April 19, Enactive Architecture & Vacancy Studies, Architecture Academy, Amsterdam

April 22, End of year talk, Neurophenomenology & Architecture, University of Toronto

April 26, Merleau-Ponty Symposium (in Dutch), University of Amsterdam

May 6, Affordances & Sense of Space, Het Huis, Utrecht, organized by theater maker Boukje Schweigman.

June 6-7, Intersubjectivity as Interaction – In the footsteps of Merleau-Ponty, RU Nijmegen (read my abstract HyperAffordanceGrip here).

June 17-19, The Reach of Radical Embodied or Enactive Cognition, Antwerp Univerisity (contributed talk, read my abstract ‘Skilled Intentionality for “Higher” Cognition’ here).

MPInteractionNijmegen

Three new publications on enactive embodied cognition

Here are three important new publications showing the potential of understanding enactive or embodied cognition in terms of skillful responsiveness to a field of affordances or ‘skilled intentionality’. This series of papers shows how to think of this at the phenomenological, psychological, and neural levels of analysis, and, crucially, how my notion of ‘responsiveness to a field of affordances’ makes it possible to relate insights gained at these different levels.

Kiverstein, J. & Rietveld, E. (2012), Dealing with context through action-oriented predictive processing.
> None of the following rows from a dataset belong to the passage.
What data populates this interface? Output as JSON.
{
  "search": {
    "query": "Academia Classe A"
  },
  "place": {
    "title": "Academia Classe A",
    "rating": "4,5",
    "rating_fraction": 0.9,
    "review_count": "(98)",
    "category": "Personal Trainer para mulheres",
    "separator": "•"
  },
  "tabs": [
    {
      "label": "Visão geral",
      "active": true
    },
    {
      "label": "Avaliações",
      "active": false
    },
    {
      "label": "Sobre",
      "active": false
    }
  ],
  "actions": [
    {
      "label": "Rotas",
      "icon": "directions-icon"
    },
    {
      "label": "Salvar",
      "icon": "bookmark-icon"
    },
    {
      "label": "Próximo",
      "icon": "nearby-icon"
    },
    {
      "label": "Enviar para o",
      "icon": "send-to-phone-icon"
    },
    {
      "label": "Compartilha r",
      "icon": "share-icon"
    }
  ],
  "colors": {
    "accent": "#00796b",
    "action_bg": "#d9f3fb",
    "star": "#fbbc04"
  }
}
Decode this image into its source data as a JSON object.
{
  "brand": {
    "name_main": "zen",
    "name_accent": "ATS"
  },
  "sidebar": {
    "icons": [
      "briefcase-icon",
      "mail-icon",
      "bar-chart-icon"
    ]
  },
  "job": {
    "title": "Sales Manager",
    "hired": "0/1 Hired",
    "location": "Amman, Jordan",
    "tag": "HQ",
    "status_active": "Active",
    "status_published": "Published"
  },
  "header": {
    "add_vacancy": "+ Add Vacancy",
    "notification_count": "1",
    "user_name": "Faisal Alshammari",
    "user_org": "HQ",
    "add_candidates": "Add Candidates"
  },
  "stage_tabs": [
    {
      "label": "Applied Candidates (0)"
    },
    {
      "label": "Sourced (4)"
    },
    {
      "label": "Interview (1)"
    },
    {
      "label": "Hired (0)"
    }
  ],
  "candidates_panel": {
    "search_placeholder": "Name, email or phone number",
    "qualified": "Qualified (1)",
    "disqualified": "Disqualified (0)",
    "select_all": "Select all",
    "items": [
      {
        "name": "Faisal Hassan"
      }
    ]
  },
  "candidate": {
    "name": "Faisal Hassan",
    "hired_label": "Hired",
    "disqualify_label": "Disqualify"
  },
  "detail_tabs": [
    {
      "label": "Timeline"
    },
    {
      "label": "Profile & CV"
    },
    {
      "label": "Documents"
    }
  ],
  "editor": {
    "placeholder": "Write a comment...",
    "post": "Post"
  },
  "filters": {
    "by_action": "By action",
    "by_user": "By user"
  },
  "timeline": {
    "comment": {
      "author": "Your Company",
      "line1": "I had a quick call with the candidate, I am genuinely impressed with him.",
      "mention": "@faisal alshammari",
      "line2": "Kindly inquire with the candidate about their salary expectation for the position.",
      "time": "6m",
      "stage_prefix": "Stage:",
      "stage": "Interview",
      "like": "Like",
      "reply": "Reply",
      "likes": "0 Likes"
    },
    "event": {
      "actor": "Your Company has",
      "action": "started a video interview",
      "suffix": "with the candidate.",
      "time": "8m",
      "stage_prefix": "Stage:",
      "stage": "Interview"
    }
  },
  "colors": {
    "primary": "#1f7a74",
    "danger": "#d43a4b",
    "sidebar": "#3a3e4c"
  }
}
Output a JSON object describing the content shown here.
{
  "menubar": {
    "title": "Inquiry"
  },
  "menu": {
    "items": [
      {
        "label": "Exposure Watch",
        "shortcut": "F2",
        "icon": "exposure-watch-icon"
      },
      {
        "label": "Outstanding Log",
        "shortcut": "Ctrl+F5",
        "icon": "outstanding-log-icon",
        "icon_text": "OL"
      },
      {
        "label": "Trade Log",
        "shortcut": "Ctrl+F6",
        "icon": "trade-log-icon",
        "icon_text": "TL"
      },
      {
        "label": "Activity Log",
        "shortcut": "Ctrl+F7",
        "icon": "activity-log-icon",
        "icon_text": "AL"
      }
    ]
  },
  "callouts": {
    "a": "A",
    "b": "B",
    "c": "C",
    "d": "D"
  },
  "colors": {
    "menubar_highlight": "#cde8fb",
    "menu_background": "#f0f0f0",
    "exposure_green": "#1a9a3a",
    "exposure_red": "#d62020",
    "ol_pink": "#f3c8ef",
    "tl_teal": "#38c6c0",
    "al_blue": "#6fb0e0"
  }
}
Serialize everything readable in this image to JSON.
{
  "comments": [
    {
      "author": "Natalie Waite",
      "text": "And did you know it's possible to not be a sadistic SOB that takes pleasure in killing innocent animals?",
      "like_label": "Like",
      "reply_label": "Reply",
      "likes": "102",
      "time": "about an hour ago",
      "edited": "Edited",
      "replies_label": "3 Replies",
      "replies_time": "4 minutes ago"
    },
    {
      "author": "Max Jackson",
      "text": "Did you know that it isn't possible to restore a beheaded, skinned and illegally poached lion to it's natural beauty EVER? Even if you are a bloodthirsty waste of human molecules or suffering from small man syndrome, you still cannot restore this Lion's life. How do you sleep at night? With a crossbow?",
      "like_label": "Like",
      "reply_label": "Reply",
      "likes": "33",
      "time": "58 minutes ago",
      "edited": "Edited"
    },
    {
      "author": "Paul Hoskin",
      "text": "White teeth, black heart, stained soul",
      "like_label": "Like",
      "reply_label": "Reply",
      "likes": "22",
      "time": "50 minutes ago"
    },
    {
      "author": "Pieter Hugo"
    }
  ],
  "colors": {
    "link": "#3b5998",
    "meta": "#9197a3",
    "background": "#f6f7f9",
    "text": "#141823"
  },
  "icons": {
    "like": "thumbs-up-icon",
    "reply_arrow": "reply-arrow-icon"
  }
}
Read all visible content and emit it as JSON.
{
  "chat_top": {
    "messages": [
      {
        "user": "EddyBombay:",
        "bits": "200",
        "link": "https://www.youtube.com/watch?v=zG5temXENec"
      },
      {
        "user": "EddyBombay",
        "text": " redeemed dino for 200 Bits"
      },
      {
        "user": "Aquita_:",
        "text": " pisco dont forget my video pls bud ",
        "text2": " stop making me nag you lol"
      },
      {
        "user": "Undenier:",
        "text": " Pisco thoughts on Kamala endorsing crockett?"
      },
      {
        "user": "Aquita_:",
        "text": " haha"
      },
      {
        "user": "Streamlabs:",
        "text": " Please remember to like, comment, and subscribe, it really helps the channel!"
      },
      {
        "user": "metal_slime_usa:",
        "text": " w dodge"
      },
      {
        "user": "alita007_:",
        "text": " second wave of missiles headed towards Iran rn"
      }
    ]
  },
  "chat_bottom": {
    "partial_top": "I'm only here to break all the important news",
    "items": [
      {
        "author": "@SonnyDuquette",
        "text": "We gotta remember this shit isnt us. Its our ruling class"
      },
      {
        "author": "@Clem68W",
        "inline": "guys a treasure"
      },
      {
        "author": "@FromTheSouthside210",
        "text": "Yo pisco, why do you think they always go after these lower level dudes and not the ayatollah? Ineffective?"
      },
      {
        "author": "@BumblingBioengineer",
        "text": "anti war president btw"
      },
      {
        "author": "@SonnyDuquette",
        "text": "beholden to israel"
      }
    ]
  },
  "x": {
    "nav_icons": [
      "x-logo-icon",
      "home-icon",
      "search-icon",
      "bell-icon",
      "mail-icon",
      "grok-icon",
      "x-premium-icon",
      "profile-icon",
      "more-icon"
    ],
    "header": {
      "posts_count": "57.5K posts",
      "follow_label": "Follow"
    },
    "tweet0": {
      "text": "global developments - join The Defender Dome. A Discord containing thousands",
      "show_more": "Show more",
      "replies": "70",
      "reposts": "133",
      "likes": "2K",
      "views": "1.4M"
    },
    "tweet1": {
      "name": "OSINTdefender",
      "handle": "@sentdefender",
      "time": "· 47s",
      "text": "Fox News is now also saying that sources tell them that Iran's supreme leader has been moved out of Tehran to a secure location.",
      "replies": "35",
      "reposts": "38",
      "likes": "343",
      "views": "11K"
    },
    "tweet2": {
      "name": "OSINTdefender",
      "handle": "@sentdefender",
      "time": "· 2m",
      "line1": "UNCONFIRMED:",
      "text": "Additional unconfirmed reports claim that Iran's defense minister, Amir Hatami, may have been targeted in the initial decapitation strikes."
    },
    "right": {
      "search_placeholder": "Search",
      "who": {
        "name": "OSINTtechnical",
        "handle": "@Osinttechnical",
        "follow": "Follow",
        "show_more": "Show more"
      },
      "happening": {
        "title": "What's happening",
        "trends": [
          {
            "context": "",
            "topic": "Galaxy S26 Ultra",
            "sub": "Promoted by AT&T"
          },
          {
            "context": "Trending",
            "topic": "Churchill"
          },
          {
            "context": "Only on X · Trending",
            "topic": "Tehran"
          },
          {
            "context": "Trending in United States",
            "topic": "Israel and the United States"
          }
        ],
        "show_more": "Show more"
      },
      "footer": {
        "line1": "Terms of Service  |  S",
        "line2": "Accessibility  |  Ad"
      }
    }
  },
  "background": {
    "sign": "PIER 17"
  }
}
Frontiers in Theoretical and Philosophical Psychology 3 (421), pp. 1-2.

Rietveld, E. (2012), Bodily intentionality and social affordances in context, in Paglieri, F. (ed.) Consciousness in Interaction. The Role of the Natural and Social Context in Shaping Consciousness. Amsterdam: J. Benjamins, pp. 207-226.

Rietveld, E., De Haan, S. & Denys, D (forthcoming), Social affordances in context: What is it that we are bodily responsive to? Invited commentary article on Leo Schilbach et al. BBS, Behavioral and Brain Sciences.